A Howler follow-up: Still gettin’ lucky

Synopsis: Pundits continued assuring the public that Wild Bill had just gotten lucky.

Commentary by Kevin Whitelaw
Washington Journal, C-SPAN 6/10/99

Hail to the Chief
Mary McGrory, The Washington Post, 6/10/99


As readers know, we take a back seat to no one in our appreciation of the double-D-dumbness of that Washington press corps. And you’d think we’d be past the point of surprise at their ability to recite approved scripts.

But even we were unprepared for what the analysts brought to our chambers this morning. Truth is, the analysts were heading off on a speaking engagement, and we had decided to give them the entire day off. We were relaxing in our sumptuous editor’s wing, here on the sprawling campus of DAILY HOWLER World Headquarters, when--over the sounds of a C-SPAN 2 subcommittee re-airing--we made out a timid knock on the door.

The analysts had thought that we’d want to be wakened. It was Kevin Whitelaw, of U.S. News, singing our favorite new song:

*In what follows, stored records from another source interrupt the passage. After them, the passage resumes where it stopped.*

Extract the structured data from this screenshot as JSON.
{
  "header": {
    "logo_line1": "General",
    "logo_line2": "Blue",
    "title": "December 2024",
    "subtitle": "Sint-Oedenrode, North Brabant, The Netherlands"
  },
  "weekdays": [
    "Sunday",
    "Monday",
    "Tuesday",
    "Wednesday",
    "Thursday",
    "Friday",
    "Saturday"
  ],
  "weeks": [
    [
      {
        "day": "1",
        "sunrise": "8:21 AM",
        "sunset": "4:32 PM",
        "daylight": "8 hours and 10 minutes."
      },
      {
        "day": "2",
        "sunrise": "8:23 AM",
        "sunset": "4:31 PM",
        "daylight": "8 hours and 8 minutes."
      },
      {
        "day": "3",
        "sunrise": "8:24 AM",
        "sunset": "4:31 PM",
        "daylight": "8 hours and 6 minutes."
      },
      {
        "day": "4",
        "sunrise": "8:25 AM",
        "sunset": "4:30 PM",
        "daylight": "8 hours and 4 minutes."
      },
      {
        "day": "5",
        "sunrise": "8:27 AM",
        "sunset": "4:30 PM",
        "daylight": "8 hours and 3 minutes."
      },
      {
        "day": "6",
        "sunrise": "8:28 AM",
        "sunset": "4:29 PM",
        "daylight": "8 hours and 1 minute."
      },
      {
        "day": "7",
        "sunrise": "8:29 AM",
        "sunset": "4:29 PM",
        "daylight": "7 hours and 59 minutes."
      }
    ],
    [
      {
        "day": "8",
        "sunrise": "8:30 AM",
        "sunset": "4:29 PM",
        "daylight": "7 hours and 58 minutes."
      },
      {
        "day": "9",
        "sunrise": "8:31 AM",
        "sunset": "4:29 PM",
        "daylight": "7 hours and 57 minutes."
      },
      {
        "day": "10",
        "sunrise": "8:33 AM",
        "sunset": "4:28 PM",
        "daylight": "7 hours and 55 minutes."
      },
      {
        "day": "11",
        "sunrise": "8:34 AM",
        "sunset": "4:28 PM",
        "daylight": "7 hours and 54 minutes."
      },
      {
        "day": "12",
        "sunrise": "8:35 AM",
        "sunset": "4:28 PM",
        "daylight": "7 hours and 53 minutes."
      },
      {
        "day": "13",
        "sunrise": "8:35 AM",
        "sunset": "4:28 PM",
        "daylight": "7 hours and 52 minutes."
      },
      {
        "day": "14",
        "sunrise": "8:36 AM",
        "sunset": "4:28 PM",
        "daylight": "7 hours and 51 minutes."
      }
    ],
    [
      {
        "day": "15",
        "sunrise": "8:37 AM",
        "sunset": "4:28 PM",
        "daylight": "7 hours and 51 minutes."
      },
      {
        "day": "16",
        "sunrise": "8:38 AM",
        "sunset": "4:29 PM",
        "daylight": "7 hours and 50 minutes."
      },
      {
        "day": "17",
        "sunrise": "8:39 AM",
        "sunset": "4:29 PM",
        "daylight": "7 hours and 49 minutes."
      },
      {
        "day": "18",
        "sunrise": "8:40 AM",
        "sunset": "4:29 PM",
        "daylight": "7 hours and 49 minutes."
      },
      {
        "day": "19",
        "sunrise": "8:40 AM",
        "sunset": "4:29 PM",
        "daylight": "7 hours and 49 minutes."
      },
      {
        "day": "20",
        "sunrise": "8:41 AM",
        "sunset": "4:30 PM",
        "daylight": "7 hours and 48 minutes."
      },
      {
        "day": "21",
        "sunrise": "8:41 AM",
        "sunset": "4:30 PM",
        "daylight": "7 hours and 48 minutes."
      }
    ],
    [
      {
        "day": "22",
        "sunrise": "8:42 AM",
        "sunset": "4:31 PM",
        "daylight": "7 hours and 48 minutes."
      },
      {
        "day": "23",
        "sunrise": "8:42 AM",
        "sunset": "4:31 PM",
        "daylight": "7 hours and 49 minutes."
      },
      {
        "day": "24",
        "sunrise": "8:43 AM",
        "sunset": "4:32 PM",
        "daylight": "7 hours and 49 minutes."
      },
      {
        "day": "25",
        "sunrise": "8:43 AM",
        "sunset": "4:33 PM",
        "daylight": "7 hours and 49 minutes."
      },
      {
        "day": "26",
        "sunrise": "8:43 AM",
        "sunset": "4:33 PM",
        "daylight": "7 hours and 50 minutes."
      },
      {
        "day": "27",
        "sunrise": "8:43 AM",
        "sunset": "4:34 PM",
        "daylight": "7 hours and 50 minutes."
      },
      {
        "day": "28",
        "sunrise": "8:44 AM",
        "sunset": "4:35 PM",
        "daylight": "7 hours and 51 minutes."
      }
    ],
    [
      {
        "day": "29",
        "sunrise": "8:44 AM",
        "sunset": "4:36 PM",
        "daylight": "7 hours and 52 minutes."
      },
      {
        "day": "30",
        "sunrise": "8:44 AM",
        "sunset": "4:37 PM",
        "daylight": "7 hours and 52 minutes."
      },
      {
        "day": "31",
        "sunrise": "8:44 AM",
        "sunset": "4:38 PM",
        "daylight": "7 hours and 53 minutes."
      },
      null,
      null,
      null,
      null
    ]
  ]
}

WHITELAW: It is difficult in the end to declare victory in this one. NATO did achieve the goals that it set out for the most part, but the costs of this really were quite severe. The previous caller was exactly right. There were surprisingly few casualties. A lot of that had to do with the fact that NATO planes rarely dropped below 15,000 feet. They were for the most part bombing from very high up. We never saw the Apache helicopters and so they were able to win it I guess without resorting to more risky tactics. They avoided sending in ground troops into a hostile environment but it was a very expensive campaign. It wreaked an amazing amount of havoc in Yugoslavia and I think they were basically lucky to emerge with the lives of their soldiers basically intact and the alliance intact.

We quickly shut off our C-SPAN tape and snapped alert when we saw the dispatch. Those analysts! The Whitehead doctrine had all the elements we’ve come to love in the past several days! The previous caller hadn’t said that NATO had escaped with “relatively few” casualties; he had explicitly said there had been no fatalities at all. Whitehead managed to spin this down twice, saying NATO had emerged with soldiers’ lives “basically intact.” And of course we enjoyed the grudging way he explained NATO’s lack of combat losses. They had refused to engage in risky conduct, he moped, and surely would have suffered many losses if they’d only been a little more careless! Whitehead lamented the failure to use the Apache helicopters, which almost surely would have led to embarrassing loss of life, and he said that, although NATO achieved most of its goals, and wreaked “amazing havoc” on the other side, he couldn’t figure out who had won. In ending his discourse, he pleased us mightily. NATO had basically been lucky, he said, although every word he uttered described studied conduct. No example of fortuity crossed his lips.

Mary McGrory was right there too, the analysts went on to show us. She ended a column, “Hail to the Chief,” by singing the same stock refrain:

MCGRORY: Clinton is the luckiest man alive, we’ve been shown that again. But the country is lucky, too.

Thus ended a column devoted to showing how wrong Clinton’s critics had been the whole time! Not a word in her column was designed to support the conclusion with which she was ending. She made it clear--it’s now the law. Pundits are required to say Bill got lucky. They said it so long as they obsessed over sex, they just can’t stop saying it now.

Tomorrow: The pundits cling to their favorite notion: Wild Bill should have threatened ground troops.